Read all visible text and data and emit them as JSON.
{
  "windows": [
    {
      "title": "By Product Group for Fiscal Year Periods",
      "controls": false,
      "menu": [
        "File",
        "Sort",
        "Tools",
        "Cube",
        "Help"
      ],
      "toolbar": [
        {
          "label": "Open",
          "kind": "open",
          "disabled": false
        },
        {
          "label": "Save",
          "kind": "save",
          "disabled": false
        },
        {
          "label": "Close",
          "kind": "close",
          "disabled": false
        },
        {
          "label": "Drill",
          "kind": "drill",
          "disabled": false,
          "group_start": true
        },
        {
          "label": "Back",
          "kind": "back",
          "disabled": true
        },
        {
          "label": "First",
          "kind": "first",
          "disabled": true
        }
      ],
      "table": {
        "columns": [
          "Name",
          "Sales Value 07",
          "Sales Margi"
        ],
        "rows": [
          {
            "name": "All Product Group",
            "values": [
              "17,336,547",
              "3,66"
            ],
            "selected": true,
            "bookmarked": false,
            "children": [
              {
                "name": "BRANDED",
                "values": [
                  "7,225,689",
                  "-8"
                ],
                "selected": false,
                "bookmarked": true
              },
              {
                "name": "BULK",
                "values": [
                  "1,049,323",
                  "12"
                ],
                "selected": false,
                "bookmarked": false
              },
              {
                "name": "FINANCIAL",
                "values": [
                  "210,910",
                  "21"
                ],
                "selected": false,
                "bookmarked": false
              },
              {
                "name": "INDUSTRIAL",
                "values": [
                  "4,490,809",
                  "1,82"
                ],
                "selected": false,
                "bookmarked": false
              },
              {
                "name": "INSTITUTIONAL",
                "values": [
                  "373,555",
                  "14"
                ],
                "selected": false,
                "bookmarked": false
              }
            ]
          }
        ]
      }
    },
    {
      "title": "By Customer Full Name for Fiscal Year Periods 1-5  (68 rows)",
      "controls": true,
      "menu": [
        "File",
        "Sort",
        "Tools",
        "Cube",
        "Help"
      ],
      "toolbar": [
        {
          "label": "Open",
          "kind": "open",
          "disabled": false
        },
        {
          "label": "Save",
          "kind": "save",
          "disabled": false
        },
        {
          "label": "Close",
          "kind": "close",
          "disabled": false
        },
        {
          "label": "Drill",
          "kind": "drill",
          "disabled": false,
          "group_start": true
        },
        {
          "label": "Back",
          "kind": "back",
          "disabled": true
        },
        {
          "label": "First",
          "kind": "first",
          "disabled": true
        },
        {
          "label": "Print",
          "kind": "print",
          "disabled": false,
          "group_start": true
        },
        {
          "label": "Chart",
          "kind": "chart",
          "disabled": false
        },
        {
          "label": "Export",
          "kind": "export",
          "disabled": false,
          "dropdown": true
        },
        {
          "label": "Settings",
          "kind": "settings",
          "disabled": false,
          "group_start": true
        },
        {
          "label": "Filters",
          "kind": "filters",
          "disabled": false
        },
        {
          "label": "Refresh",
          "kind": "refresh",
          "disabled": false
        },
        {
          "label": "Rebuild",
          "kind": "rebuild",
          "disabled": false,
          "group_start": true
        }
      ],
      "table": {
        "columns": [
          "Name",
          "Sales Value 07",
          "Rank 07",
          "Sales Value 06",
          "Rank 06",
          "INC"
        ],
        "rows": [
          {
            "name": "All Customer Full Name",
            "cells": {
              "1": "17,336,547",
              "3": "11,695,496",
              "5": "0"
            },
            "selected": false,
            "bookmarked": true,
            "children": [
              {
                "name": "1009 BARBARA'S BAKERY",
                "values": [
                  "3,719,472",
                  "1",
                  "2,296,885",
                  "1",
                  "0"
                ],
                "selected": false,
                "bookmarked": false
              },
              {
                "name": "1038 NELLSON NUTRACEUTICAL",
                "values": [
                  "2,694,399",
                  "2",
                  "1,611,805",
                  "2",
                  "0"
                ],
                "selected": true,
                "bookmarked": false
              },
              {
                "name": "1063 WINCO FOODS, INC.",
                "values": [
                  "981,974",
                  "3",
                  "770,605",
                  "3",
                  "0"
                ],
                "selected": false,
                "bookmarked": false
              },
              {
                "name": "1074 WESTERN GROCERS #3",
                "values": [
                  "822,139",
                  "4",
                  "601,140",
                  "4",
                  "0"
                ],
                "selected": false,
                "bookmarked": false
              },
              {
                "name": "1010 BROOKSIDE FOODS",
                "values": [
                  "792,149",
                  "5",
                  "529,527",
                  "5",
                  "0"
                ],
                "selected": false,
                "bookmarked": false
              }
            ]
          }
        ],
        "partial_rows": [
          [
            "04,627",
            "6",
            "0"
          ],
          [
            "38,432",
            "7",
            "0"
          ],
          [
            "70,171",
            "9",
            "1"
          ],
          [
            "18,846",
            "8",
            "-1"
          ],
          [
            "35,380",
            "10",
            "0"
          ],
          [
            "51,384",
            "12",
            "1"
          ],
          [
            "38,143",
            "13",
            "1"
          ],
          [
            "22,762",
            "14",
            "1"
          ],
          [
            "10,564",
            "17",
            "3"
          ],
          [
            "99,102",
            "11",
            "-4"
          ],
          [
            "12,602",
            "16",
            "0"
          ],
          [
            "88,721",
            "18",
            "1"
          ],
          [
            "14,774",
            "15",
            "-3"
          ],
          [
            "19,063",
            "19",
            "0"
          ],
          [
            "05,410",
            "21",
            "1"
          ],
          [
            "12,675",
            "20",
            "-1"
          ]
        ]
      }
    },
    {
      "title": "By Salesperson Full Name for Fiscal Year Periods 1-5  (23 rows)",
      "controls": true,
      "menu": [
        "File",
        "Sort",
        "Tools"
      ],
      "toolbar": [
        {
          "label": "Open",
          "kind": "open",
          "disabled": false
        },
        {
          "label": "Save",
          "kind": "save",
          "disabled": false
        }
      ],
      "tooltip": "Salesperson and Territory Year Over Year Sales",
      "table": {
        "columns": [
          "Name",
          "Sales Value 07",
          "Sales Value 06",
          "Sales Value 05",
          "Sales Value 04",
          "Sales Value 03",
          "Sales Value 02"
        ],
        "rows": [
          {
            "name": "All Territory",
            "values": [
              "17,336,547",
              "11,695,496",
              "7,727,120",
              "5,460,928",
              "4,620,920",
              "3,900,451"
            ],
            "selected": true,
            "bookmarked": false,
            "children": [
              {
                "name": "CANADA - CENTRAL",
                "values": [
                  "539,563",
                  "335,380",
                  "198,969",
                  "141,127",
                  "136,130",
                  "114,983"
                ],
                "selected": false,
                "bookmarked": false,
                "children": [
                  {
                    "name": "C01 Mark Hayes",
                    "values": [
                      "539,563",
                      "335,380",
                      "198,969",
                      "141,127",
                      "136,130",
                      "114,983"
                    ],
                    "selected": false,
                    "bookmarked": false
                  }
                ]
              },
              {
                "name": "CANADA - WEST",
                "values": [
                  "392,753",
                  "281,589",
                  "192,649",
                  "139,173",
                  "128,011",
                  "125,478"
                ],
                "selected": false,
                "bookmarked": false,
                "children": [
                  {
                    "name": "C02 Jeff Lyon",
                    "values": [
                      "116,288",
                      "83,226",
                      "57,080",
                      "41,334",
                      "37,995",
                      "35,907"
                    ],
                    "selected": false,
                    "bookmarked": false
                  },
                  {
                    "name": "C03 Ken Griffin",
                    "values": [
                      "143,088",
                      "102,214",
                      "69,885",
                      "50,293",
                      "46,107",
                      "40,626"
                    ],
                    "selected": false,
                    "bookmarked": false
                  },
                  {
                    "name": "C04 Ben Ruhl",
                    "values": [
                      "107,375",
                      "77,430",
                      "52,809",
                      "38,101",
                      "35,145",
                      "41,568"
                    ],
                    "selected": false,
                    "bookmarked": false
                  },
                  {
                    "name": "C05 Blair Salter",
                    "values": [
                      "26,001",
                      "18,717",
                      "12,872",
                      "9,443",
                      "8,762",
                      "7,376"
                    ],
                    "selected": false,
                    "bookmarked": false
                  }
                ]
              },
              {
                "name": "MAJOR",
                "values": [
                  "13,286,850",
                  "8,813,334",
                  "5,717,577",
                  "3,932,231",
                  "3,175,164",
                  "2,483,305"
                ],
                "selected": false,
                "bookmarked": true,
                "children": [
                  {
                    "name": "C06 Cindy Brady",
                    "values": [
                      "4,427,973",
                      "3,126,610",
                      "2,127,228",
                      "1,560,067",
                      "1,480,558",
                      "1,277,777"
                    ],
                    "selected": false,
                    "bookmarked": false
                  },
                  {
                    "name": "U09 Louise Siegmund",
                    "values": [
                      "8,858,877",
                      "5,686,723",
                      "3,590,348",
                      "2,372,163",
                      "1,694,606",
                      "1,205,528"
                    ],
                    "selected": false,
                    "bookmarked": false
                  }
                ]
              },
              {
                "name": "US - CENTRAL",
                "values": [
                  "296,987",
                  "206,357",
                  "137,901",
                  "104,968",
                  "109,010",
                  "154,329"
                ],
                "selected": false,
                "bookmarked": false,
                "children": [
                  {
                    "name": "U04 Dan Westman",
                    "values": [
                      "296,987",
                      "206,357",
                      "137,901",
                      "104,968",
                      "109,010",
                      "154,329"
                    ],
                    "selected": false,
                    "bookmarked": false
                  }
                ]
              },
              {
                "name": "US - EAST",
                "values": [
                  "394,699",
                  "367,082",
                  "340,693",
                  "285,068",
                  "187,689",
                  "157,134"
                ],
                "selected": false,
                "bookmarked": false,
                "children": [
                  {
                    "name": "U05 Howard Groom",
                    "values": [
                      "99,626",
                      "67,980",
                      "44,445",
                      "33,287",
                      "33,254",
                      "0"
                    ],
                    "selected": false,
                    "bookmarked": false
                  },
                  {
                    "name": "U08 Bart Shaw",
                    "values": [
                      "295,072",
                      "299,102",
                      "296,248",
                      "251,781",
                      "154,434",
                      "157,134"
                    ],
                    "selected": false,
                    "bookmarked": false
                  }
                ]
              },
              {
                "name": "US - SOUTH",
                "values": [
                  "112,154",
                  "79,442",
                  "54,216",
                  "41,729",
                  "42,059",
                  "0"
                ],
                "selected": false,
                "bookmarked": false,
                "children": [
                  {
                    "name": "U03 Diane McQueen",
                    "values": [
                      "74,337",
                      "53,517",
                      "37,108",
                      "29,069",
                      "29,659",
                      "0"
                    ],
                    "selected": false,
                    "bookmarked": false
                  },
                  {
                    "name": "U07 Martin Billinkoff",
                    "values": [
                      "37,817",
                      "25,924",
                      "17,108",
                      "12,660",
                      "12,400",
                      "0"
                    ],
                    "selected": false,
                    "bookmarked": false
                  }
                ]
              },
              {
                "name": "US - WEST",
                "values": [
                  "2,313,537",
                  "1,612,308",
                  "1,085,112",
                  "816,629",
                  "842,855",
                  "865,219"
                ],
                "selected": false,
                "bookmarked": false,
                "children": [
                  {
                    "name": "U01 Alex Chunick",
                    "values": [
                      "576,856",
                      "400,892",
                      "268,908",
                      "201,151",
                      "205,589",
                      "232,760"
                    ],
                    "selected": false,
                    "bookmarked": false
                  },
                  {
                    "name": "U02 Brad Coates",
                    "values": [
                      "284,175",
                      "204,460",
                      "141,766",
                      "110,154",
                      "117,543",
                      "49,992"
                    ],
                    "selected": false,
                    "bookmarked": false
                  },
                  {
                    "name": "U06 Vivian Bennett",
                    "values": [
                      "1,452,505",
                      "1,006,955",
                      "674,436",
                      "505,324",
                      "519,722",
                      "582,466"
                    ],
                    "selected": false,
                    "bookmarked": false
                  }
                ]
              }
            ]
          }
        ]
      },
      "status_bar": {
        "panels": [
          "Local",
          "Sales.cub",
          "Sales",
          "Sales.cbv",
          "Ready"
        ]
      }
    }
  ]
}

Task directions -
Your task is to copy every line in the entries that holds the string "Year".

Solution to the problem -
      "title": "By Product Group for Fiscal Year Periods",
      "title": "By Customer Full Name for Fiscal Year Periods 1-5  (68 rows)",
      "title": "By Salesperson Full Name for Fiscal Year Periods 1-5  (23 rows)",
      "tooltip": "Salesperson and Territory Year Over Year Sales",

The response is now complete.